What are the Best Toys for an Autistic Child?
You might want to know how sensorial toys help autism. Because children with autism often have difficulty with their senses, sensory toys are in fact extra helpful. Sensory toys engage the senses: what you see, hear, taste, touch, smell, but also how you move your body and head and even how you feel “inside”. There are many autism sensory products, sensory tools and sensory toys available.
Let’s go through the senses and describe and example of a sensory toy for each.
- Visual (vision, see, sight, eyes): Something with lights, lights that turn on or off or change color. A toy with a moving part that you can watch, like a bubble tube.
- Auditory (hear, ears): Something that makes a sound or different sounds, like a music box.
- Olfactory (smell, nose): Something that has a smell (usually a pleasant smell), like a scratch and sniff sticker or marker.
- Tactile (touch, feel, skin): Something interesting to feel, different things to touch, such as a stuffed animal made out of different materials.
- Gustatory (taste, mouth): something that goes in the mouth like a chewy toy. Also something with taste, so even exploring food can be a sensory “tool”.

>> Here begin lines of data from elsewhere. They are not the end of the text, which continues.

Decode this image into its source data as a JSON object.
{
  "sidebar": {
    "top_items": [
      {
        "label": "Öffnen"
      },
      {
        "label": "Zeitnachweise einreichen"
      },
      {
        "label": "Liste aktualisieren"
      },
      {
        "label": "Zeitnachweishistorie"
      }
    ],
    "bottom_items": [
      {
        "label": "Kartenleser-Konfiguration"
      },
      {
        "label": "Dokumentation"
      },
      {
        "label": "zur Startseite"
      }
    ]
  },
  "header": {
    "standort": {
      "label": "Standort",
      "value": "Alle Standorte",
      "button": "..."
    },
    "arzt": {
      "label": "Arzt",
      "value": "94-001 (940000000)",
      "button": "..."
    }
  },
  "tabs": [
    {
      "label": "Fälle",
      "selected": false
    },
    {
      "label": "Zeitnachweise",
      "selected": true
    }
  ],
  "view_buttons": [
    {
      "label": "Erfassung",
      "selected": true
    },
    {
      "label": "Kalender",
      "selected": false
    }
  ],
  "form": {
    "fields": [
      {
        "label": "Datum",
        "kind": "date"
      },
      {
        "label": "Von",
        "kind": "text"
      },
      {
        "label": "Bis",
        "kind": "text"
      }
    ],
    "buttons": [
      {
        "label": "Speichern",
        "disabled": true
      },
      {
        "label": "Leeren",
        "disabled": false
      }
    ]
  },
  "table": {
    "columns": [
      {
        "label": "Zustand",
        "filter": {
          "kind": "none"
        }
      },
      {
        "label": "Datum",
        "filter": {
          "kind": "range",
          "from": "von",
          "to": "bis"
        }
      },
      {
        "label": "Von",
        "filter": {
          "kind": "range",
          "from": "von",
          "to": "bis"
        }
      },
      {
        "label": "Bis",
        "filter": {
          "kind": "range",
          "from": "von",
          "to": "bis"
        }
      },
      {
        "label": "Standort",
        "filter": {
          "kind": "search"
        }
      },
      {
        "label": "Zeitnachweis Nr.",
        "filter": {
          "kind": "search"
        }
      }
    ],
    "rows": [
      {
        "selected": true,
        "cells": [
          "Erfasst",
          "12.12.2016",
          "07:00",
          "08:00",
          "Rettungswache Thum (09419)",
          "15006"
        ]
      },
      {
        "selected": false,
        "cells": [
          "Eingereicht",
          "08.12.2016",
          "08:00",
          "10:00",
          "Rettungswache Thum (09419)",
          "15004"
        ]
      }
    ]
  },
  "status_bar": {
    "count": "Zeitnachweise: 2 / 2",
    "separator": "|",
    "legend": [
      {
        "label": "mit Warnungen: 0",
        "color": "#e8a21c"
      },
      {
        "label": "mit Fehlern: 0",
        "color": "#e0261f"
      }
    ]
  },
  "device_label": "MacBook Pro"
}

- Vestibular (balance, head movement, inner ear): something that makes you move your head in space, like a swing.
- Proprioception (muscles, joints, body movement, move in space); something that encourages you to move, like a mini-trampoline.
- Interoception (breathe, hunger, thirst, toilet, internal organs): Something that helps you connect with your inner body, like a yoga mat or yoga video or yoga book. Doing yoga helps you connect with your inner body.

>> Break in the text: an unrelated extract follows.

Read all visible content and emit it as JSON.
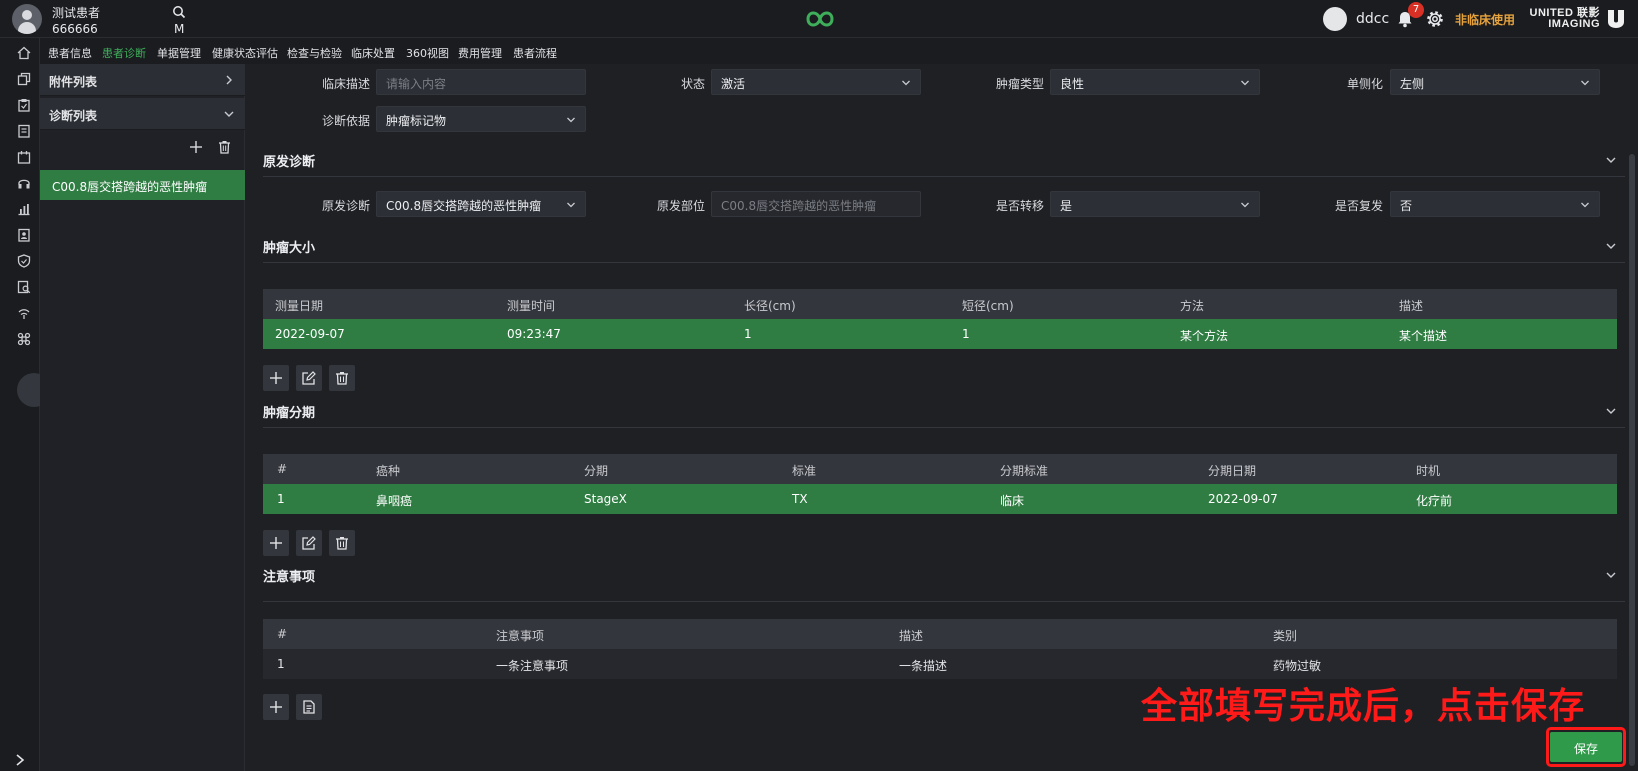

The Best Sensory Toys for Autism
The best sensory toys for autism are really the best sensory toys for any child. Autistic children derive extra benefit from sensory toys, sensory tools or sensory products because they can be part of a a calming sensory activity or an alerting sensory activity when senses are a problem in autism.
Calming sensory activities are used for autistic children who experience hypersensitivity or who over-respond to sensory input. An example of a calming sensory activity using a sensory toy might be slow rocking in a rocking chair watching a bubble tube.

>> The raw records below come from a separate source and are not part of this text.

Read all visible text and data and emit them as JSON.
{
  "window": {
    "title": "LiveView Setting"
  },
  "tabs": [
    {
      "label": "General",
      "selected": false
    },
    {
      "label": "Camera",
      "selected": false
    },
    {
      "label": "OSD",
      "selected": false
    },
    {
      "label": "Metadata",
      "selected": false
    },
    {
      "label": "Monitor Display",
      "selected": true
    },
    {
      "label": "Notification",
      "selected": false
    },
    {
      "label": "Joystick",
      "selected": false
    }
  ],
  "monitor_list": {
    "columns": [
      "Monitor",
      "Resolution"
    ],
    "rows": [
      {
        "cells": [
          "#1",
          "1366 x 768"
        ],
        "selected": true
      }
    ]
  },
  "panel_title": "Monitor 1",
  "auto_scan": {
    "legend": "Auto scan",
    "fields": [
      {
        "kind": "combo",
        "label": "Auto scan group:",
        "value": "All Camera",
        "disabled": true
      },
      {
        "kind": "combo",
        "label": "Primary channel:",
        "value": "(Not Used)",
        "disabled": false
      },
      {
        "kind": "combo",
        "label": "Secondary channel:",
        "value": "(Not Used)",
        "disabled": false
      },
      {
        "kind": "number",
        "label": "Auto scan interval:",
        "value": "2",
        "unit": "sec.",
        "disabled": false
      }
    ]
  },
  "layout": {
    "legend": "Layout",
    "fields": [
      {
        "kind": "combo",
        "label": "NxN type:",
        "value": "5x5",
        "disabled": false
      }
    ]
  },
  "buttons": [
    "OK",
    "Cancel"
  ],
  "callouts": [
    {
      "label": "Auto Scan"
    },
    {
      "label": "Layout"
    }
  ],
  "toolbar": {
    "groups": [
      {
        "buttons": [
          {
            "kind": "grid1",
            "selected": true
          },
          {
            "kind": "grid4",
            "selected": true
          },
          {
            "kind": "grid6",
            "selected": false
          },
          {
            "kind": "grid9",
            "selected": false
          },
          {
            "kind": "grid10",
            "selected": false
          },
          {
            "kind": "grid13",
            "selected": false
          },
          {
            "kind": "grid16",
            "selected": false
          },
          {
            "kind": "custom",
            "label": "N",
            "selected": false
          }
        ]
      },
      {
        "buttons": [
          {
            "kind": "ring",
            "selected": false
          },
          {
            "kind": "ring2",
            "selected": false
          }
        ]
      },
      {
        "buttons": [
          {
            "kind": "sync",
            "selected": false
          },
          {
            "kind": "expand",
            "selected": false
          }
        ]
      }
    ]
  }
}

Alerting sensory activities are used for autistic children who experience hyposensitivity or who under-respond to sensory input. An example of an alerting sensory activity is jumping on a mini-trampoline listening to music. So autistic toys or autism toys are toys that are most often used to address sensory disorder in autism.
You might have also heard or seen a sensory walk or sensory wall. That is a series of sensory toys, which often engage many of the senses along a walk or a walk for a child to explore and play with. A sensory walk or a sensory wall can be indoors or outdoors. It can involve a few senses or all the senses. It can be something permanent or something temporary or something you create differently every time.
What are Fidget Toys?
One of the most common sensory products or sensory tools is a fidget toy. Essentially, a fidget toy is a small toy, that fits in one hand and that you can “fidget” with. Fidget means to make small movements with the hands. Fidget toys are popular for children with autism. Fidget toys can also combine more than one sense even though they are hand held, they can combine what a child feels, holds (movement), hears, sees and even smells. Thus fidget toys are sensory toys. Fidget toys can help a child with autism stay calm or be focused on learning.
A common DIY fidget toy or do-it-yourself fidget toy is to fill a balloon with flour or cornstarch and then tying the end. It makes a squishy toy that is also quiet and inexpensive. Children, including children with autism will enjoy making their own fidget toy.
One of the most commonly purchased fidget toys in recent times is a fidget spinner. It involves the senses of vision (watch it spin), proprioception or movement (make it spin), and even sound (hear it spin, although this may not be loud).
Did you know that there are adult fidget toys too? Adults also things other than toys to fidget. Adults might jiggle coins or keys in a pocket. Hold a pen or pencil and move it around in their hand.
Christel Seeberger has more than 25 years’ experience as an occupational therapist helping sensory-friendly seekers and providers. Christel is a sensory-friendly seeker herself; she has hearing loss. She founded Sensory Friendly Solutions to bring together the sensory-friendly community around the world and help people like you who are interested in sensory-friendly living.